I think to understand this, we have to understand the role of the inflammatory process (which can include pain and swelling) after an injury or surgery. Most notably after a hip surgery (due to close proximity and muscular attachments to the pelvis), but also after knee and ankle surgeries, people experience post-surgical pain and swelling. This is the bodies response to heal the joint and muscles. Pain and swelling, in the musculokeletal scheme of things are the greatest cause of muscular inhibition. Knee buckling and not being able to reach up into a cupboard are just two examples of pain shutting your muscles down in a sense. It can make us think we are weak when it is just a temporary muscular shutdown, waiting to be awakened after pain and swelling subsides.
Now when we have a leg injury or surgery, not only are our muscles inhibited, but our gait and standing pattern changes. How does that happen? I can answer that question with another question. Would you feel comfortable standing on a weak leg? Probably not. What tends to happen is actually a subconscious response by your body to avoid the painful leg. This causes a chain reaction to put most of the weight onto the "good leg". Now another question. If you weigh 180 pounds and each leg was able to handle 90 of those said pounds and suddenly only ONE of your legs now has to take 150 of those lbs, do you think your body will adjust to accommodate this new balance of weight?
Now the "domino effect" begins. With most of your weight on one leg, your pelvic complex will start to shift towards to the leg that is handling most of your weight. If you can't picture this, put your hands on your hips. Does one side stick out more than the other? This weight shift of the hips and pelvis is not just horizontal, but can go vertical as well. It can migrate upwards towards the ribs. Once the domino effect ends, you are left with a pelvis that is higher on one side than the other. When the pelvis goes up, it pulls everything along with it, effectively making the leg seem shorter.

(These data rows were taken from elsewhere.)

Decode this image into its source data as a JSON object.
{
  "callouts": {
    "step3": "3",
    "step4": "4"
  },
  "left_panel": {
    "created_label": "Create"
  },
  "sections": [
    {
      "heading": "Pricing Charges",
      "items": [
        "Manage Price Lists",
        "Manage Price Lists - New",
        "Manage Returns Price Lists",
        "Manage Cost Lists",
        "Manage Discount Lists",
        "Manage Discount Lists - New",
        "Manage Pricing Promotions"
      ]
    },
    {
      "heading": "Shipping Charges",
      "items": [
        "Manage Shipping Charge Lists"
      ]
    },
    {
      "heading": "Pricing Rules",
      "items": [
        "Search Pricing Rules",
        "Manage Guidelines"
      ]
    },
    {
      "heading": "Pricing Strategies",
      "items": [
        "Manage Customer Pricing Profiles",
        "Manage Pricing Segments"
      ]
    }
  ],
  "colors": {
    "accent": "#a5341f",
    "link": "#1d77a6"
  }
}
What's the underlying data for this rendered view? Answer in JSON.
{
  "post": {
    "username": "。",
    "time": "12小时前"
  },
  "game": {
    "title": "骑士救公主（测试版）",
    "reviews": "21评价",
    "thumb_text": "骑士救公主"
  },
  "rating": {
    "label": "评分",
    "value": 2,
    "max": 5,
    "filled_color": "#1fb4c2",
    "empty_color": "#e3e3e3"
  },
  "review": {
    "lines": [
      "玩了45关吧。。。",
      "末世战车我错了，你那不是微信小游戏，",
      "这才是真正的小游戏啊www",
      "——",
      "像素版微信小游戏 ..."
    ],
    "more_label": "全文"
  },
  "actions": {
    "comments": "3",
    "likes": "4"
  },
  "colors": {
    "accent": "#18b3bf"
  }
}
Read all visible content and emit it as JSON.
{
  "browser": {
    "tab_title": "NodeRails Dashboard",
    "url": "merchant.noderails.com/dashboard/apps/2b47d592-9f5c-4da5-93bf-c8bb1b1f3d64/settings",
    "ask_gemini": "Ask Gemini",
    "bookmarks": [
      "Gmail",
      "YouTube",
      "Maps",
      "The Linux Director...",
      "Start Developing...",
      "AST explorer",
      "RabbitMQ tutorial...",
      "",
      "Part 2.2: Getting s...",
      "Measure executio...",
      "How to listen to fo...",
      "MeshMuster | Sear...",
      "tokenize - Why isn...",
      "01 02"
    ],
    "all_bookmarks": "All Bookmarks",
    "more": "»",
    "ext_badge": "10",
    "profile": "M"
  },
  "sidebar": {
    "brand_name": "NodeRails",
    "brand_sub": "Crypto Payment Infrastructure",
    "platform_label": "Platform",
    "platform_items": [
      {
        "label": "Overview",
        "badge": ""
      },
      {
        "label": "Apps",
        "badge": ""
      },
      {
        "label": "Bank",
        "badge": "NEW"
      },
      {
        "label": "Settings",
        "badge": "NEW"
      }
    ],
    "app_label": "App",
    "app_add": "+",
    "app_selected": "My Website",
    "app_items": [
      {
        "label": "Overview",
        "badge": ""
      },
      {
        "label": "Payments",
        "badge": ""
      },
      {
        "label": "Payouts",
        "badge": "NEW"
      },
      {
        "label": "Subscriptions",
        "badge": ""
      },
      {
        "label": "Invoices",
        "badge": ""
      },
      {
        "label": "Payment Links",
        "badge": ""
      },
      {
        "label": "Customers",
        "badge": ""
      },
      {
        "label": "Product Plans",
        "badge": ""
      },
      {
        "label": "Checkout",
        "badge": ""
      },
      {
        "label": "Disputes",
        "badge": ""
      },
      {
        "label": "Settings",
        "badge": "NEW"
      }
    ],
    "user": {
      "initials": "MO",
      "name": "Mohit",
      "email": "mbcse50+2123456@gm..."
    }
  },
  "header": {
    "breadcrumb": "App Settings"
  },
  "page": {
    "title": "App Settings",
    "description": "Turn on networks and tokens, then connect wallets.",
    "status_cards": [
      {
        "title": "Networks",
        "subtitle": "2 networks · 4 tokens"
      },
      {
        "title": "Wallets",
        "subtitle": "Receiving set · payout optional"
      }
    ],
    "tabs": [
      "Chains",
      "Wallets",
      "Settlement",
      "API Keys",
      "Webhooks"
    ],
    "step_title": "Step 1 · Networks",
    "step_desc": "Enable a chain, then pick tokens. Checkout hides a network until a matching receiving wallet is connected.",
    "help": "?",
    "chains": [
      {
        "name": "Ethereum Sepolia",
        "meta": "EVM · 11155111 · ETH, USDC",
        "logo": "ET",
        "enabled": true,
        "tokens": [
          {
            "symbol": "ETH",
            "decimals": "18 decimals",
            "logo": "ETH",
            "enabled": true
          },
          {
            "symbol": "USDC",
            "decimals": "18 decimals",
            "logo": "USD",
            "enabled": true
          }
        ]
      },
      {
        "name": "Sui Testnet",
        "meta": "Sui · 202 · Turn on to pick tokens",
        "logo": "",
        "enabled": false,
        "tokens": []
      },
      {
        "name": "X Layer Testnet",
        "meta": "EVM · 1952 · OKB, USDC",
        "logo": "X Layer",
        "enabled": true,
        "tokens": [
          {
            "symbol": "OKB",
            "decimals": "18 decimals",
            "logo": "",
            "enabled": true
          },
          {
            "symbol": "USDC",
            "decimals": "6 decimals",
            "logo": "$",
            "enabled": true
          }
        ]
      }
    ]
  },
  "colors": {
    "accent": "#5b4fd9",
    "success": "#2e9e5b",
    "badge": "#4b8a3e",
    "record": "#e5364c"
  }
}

Now when wearing a shoe lift to "lengthen" the leg, you are not helping the problem, but actually making things more complicated by pushing the already high pelvis even higher! Imagine the domino effect that now starts in the spine. When your pelvis goes up, it takes up space. Space designated for that side of the spine. So when the pelvis goes up one one side, the spine gets pushed towards the other side. Now the journey towards scoliosis begins...
Don't Get It, Try This:

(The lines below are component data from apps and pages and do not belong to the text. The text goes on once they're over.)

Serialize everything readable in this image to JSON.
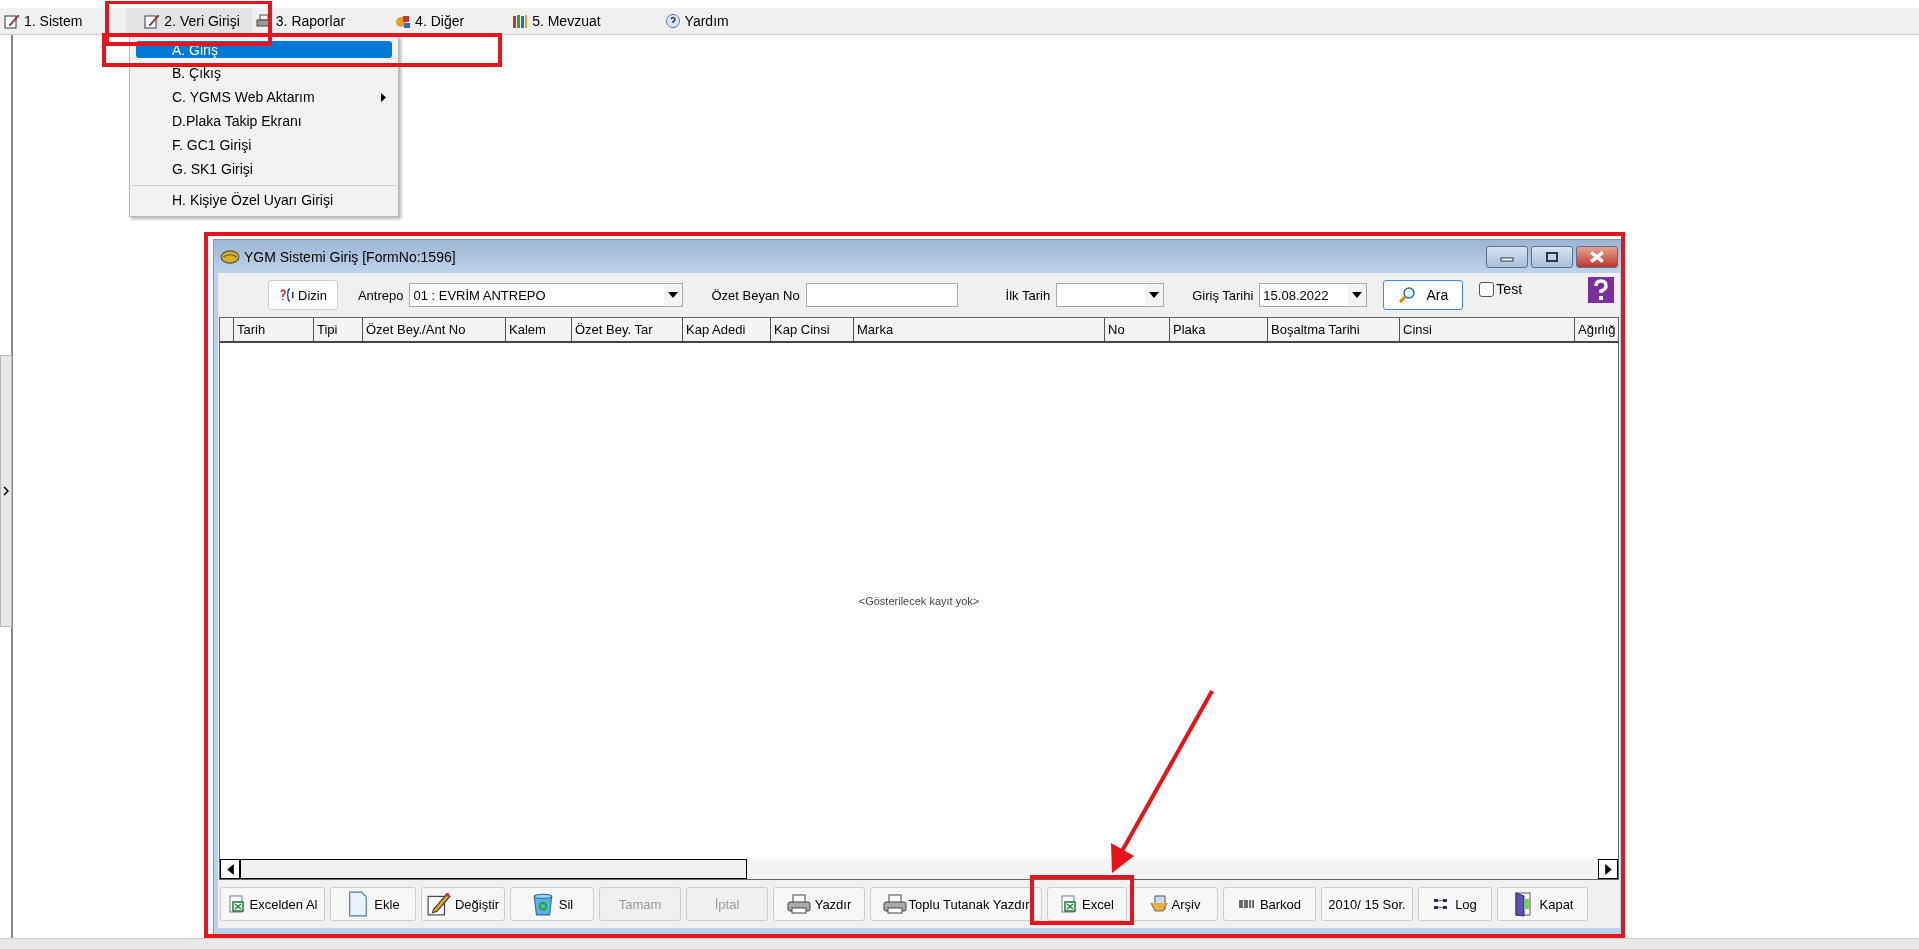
{
  "menu_bar": [
    {
      "label": "1.  Sistem",
      "selected": false
    },
    {
      "label": "2.  Veri Girişi",
      "selected": true
    },
    {
      "label": "3. Raporlar",
      "selected": false
    },
    {
      "label": "4. Diğer",
      "selected": false
    },
    {
      "label": "5. Mevzuat",
      "selected": false
    },
    {
      "label": "Yardım",
      "selected": false
    }
  ],
  "dropdown": [
    {
      "label": "A. Giriş",
      "selected": true,
      "submenu": false,
      "separator_before": false
    },
    {
      "label": "B. Çıkış",
      "selected": false,
      "submenu": false,
      "separator_before": false
    },
    {
      "label": "C. YGMS Web Aktarım",
      "selected": false,
      "submenu": true,
      "separator_before": false
    },
    {
      "label": "D.Plaka Takip Ekranı",
      "selected": false,
      "submenu": false,
      "separator_before": false
    },
    {
      "label": "F. GC1 Girişi",
      "selected": false,
      "submenu": false,
      "separator_before": false
    },
    {
      "label": "G. SK1 Girişi",
      "selected": false,
      "submenu": false,
      "separator_before": false
    },
    {
      "label": "H. Kişiye Özel Uyarı Girişi",
      "selected": false,
      "submenu": false,
      "separator_before": true
    }
  ],
  "window": {
    "title": "YGM Sistemi Giriş [FormNo:1596]",
    "toolbar": {
      "dizin": "Dizin",
      "antrepo_label": "Antrepo",
      "antrepo_value": "01 : EVRİM ANTREPO",
      "ozet_label": "Özet Beyan No",
      "ilk_label": "İlk Tarih",
      "giris_label": "Giriş Tarihi",
      "giris_value": "15.08.2022",
      "search": "Ara",
      "test": {
        "label": "Test",
        "checked": false
      }
    },
    "table": {
      "columns": [
        "Tarih",
        "Tipi",
        "Özet Bey./Ant No",
        "Kalem",
        "Özet Bey. Tar",
        "Kap Adedi",
        "Kap Cinsi",
        "Marka",
        "No",
        "Plaka",
        "Boşaltma Tarihi",
        "Cinsi",
        "Ağırlığ"
      ],
      "empty_message": "<Gösterilecek kayıt yok>"
    },
    "buttons": [
      {
        "label": "Excelden Al",
        "kind": "excel",
        "disabled": false
      },
      {
        "label": "Ekle",
        "kind": "doc",
        "disabled": false
      },
      {
        "label": "Değiştir",
        "kind": "pencil",
        "disabled": false
      },
      {
        "label": "Sil",
        "kind": "bin",
        "disabled": false
      },
      {
        "label": "Tamam",
        "kind": "plain",
        "disabled": true
      },
      {
        "label": "İptal",
        "kind": "plain",
        "disabled": true
      },
      {
        "label": "Yazdır",
        "kind": "printer",
        "disabled": false
      },
      {
        "label": "Toplu Tutanak Yazdır",
        "kind": "printer",
        "disabled": false
      },
      {
        "label": "Excel",
        "kind": "excel",
        "disabled": false
      },
      {
        "label": "Arşiv",
        "kind": "archive",
        "disabled": false
      },
      {
        "label": "Barkod",
        "kind": "barcode",
        "disabled": false
      },
      {
        "label": "2010/ 15 Sor.",
        "kind": "plain",
        "disabled": false
      },
      {
        "label": "Log",
        "kind": "log",
        "disabled": false
      },
      {
        "label": "Kapat",
        "kind": "door",
        "disabled": false
      }
    ]
  }
}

Stand in front of a mirror, preferably shirtless to get a good visual of what you are about to check. Now put your hands on the very top of your pelvis (what most people might call the hips but are mistaken) right underneath the bottom of your ribs. Now look in the mirror at the level of one hand versus the other. Is one higher? If so, shoe lifts could be the furthest thing you need right now.
Note: The above explanation is not the only reason you can have a perceived lower leg. I will discuss the phenomenon of hip drop in relationship to leg length in a future article.

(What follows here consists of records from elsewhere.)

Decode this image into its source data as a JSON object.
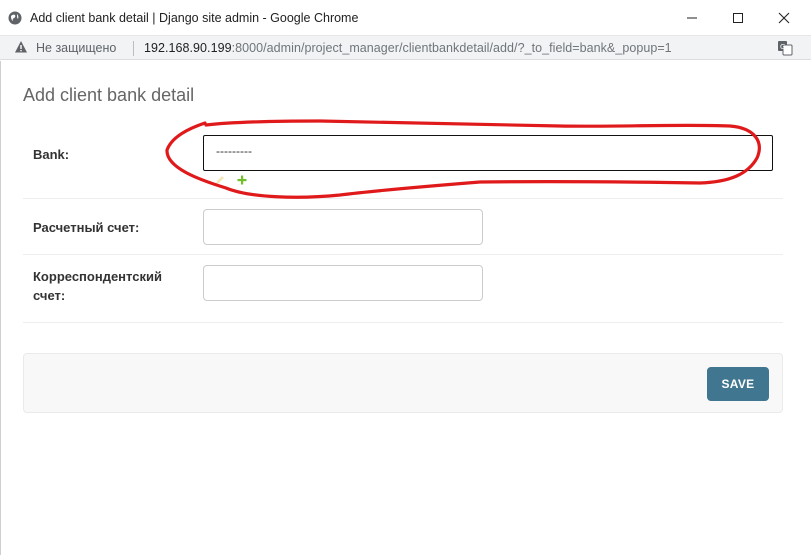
{
  "window": {
    "title": "Add client bank detail | Django site admin - Google Chrome"
  },
  "addressbar": {
    "security_label": "Не защищено",
    "url_host": "192.168.90.199",
    "url_path": ":8000/admin/project_manager/clientbankdetail/add/?_to_field=bank&_popup=1"
  },
  "page": {
    "title": "Add client bank detail"
  },
  "form": {
    "bank": {
      "label": "Bank:",
      "selected_value": "---------"
    },
    "settlement_account": {
      "label": "Расчетный счет:",
      "value": ""
    },
    "correspondent_account": {
      "label": "Корреспондентский счет:",
      "value": ""
    }
  },
  "submit": {
    "save_label": "SAVE"
  },
  "colors": {
    "save_button": "#417690",
    "annotation_stroke": "#e0191b",
    "add_related": "#70bf2b"
  }
}
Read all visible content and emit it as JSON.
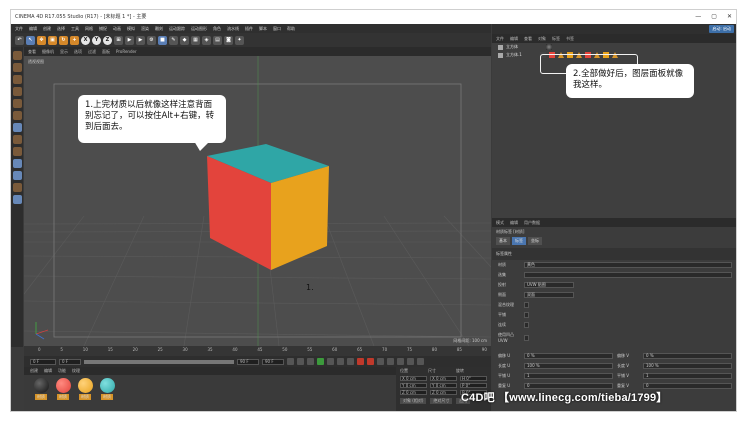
{
  "window": {
    "title": "CINEMA 4D R17.055 Studio (R17) - [未标题 1 *] - 主要",
    "controls": [
      "—",
      "▢",
      "✕"
    ]
  },
  "menu": {
    "items": [
      "文件",
      "编辑",
      "创建",
      "选择",
      "工具",
      "网格",
      "捕捉",
      "动画",
      "模拟",
      "渲染",
      "雕刻",
      "运动跟踪",
      "运动图形",
      "角色",
      "流水线",
      "插件",
      "脚本",
      "窗口",
      "帮助"
    ]
  },
  "toolbar": {
    "buttons": [
      "undo",
      "select",
      "move",
      "scale",
      "rotate",
      "add",
      "X",
      "Y",
      "Z",
      "coord",
      "render-view",
      "render",
      "render-settings",
      "cube",
      "pen",
      "subdivision",
      "array",
      "deformer",
      "scene",
      "camera",
      "light"
    ]
  },
  "viewport": {
    "menus": [
      "查看",
      "摄像机",
      "显示",
      "选项",
      "过滤",
      "面板",
      "ProRender"
    ],
    "label": "透视视图",
    "status": "网格间距: 100 cm",
    "cube_colors": {
      "top": "#2fa6a6",
      "left": "#e3443c",
      "right": "#e8a21d"
    },
    "marker": "1."
  },
  "callouts": {
    "first": "1.上完材质以后就像这样注意背面别忘记了，可以按住Alt+右键，转到后面去。",
    "second": "2.全部做好后，图层面板就像我这样。"
  },
  "right_panel": {
    "layout_button": "启动: 启动",
    "object_manager_menus": [
      "文件",
      "编辑",
      "查看",
      "对象",
      "标签",
      "书签"
    ],
    "objects": [
      {
        "name": "立方体"
      },
      {
        "name": "立方体.1"
      }
    ],
    "attr_menus": [
      "模式",
      "编辑",
      "用户数据"
    ],
    "attr_subtitle": "材质标签 [材质]",
    "attr_tabs": [
      "基本",
      "标签",
      "坐标"
    ],
    "attr_section": "标签属性",
    "attr_rows": [
      {
        "label": "材质",
        "value": "黄色"
      },
      {
        "label": "选集",
        "value": ""
      },
      {
        "label": "投射",
        "value": "UVW 贴图"
      },
      {
        "label": "侧面",
        "value": "双面"
      },
      {
        "label": "混合纹理",
        "value": ""
      },
      {
        "label": "平铺",
        "value": ""
      },
      {
        "label": "连续",
        "value": ""
      },
      {
        "label": "使用凹凸 UVW",
        "value": ""
      }
    ],
    "attr_offsets": [
      {
        "label": "偏移 U",
        "value": "0 %",
        "label2": "偏移 V",
        "value2": "0 %"
      },
      {
        "label": "长度 U",
        "value": "100 %",
        "label2": "长度 V",
        "value2": "100 %"
      },
      {
        "label": "平铺 U",
        "value": "1",
        "label2": "平铺 V",
        "value2": "1"
      },
      {
        "label": "重复 U",
        "value": "0",
        "label2": "重复 V",
        "value2": "0"
      }
    ]
  },
  "timeline": {
    "ticks": [
      "0",
      "5",
      "10",
      "15",
      "20",
      "25",
      "30",
      "35",
      "40",
      "45",
      "50",
      "55",
      "60",
      "65",
      "70",
      "75",
      "80",
      "85",
      "90"
    ],
    "frame_start": "0 F",
    "frame_current": "0 F",
    "frame_end": "90 F",
    "frame_end2": "90 F"
  },
  "materials": {
    "menus": [
      "创建",
      "编辑",
      "功能",
      "纹理"
    ],
    "items": [
      {
        "name": "材质",
        "color": "#1f1f1f"
      },
      {
        "name": "材质",
        "color": "#e3443c"
      },
      {
        "name": "材质",
        "color": "#e8a21d"
      },
      {
        "name": "材质",
        "color": "#2fa6a6"
      }
    ]
  },
  "coords": {
    "headers": [
      "位置",
      "尺寸",
      "旋转"
    ],
    "rows": [
      [
        "X 0 cm",
        "X 0 cm",
        "H 0°"
      ],
      [
        "Y 0 cm",
        "Y 0 cm",
        "P 0°"
      ],
      [
        "Z 0 cm",
        "Z 0 cm",
        "B 0°"
      ]
    ],
    "mode": "对象 (相对)",
    "size_mode": "绝对尺寸",
    "apply": "应用"
  },
  "watermark": "C4D吧 【www.linecg.com/tieba/1799】"
}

Joshua Mazalian is a doctor of physical therapy and board certified as an orthopedic clinical specialist. He is the owner of JAM Sports and Spine Physical Therapy and Sports Performance. For any questions, you can email him at firstname.lastname@example.org.